(Dataset records)
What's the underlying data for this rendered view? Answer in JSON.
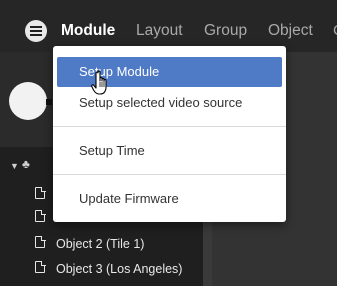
{
  "menubar": {
    "items": [
      {
        "label": "Module"
      },
      {
        "label": "Layout"
      },
      {
        "label": "Group"
      },
      {
        "label": "Object"
      }
    ],
    "overflow_label": "C",
    "hamburger_icon": "hamburger-menu-icon"
  },
  "dropdown": {
    "items": [
      {
        "label": "Setup Module"
      },
      {
        "label": "Setup selected video source"
      },
      {
        "label": "Setup Time"
      },
      {
        "label": "Update Firmware"
      }
    ]
  },
  "tree": {
    "node_icon": "sitemap-icon",
    "items": [
      {
        "label": "Object 2 (Tile 1)"
      },
      {
        "label": "Object 3 (Los Angeles)"
      }
    ]
  },
  "colors": {
    "menubar_bg": "#262626",
    "menu_active": "#ffffff",
    "menu_inactive": "#a9a9a9",
    "highlight": "#4f7ac6",
    "dropdown_bg": "#ffffff"
  }
}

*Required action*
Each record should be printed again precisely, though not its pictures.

*Answer for this exercise*
What's the underlying data for this rendered view? Answer in JSON.
{
  "menubar": {
    "items": [
      {
        "label": "Module"
      },
      {
        "label": "Layout"
      },
      {
        "label": "Group"
      },
      {
        "label": "Object"
      }
    ],
    "overflow_label": "C",
    "hamburger_icon": "hamburger-menu-icon"
  },
  "dropdown": {
    "items": [
      {
        "label": "Setup Module"
      },
      {
        "label": "Setup selected video source"
      },
      {
        "label": "Setup Time"
      },
      {
        "label": "Update Firmware"
      }
    ]
  },
  "tree": {
    "node_icon": "sitemap-icon",
    "items": [
      {
        "label": "Object 2 (Tile 1)"
      },
      {
        "label": "Object 3 (Los Angeles)"
      }
    ]
  },
  "colors": {
    "menubar_bg": "#262626",
    "menu_active": "#ffffff",
    "menu_inactive": "#a9a9a9",
    "highlight": "#4f7ac6",
    "dropdown_bg": "#ffffff"
  }
}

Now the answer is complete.